    Neighbors? These companies are not, nor will they be our neighbors! Neighbors live on the land, not merely speculate with it.

  • I could barely see his eyes when he showed up on my doorstep.
    His long, stringy hair covered most of his face. His coat was wet and covered in mud. Parts of his body were covered with huge mounds of matted hair.
    He was very quiet, and seemed frightened. He wouldn’t let me get too close.
    I assumed he was hungry so I brought him some dog food, which he spilled all over the ground. Desperate to feed this poor animal, I found some country ham leftover from Christmas in my refrigerator, which he wolfed down as fast as I could give it to him.

  • I send my best regards to you and your family for the New Year.

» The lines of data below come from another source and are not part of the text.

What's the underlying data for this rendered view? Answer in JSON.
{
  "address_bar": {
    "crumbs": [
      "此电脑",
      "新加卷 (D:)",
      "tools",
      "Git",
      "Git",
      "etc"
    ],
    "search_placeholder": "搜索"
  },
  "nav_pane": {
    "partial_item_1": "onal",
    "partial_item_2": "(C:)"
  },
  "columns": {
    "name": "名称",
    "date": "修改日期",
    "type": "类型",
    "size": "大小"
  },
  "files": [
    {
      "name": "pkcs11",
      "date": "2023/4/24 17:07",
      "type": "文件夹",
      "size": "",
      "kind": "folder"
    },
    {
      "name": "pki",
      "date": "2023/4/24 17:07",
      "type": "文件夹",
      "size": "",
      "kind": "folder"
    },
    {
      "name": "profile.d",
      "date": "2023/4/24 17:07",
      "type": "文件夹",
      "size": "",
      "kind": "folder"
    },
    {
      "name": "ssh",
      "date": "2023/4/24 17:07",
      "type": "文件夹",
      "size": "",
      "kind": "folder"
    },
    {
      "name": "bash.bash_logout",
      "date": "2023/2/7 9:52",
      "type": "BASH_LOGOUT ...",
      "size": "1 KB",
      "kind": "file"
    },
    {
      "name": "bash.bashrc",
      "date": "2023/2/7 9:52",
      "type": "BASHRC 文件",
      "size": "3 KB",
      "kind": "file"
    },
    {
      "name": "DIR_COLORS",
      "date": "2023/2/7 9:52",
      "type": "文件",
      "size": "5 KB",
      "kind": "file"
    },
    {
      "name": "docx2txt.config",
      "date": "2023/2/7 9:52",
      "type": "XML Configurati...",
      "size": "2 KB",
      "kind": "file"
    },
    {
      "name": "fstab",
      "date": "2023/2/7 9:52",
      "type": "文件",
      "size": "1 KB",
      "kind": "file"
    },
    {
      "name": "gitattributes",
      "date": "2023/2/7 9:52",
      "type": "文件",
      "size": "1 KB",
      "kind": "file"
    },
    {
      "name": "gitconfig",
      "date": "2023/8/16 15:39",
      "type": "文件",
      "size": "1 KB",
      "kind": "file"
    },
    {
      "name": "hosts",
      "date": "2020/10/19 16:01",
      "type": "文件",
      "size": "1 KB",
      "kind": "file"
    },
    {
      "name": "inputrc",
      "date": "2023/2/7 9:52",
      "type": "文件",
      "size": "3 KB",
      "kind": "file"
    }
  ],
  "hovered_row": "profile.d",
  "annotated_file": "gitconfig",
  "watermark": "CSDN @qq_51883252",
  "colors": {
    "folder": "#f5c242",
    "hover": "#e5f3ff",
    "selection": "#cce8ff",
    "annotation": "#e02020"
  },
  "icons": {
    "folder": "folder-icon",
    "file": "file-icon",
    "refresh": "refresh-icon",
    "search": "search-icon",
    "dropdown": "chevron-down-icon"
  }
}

The holidays are behind us now, and we strive to get back into our routine with school and work. For me, Jan. 7 convened the 2014 General Assembly, a 60-day legislative session creating the next two-year budget for Kentucky. This year is loaded with issues that require legislative action as the Senate Majority strives to make pathways for economic growth and fight for fiscal responsibility.

  • The General Assembly returned to the Capitol on Tuesday this week, and it is worth taking one last look back at 2013, to review some of the issues my legislative colleagues and I have been studying in recent months.

  • While there are dozens of issues considered during a legislative session, the General Assembly’s top priority in even-numbered years is always the same: Adopt a budget to run state government.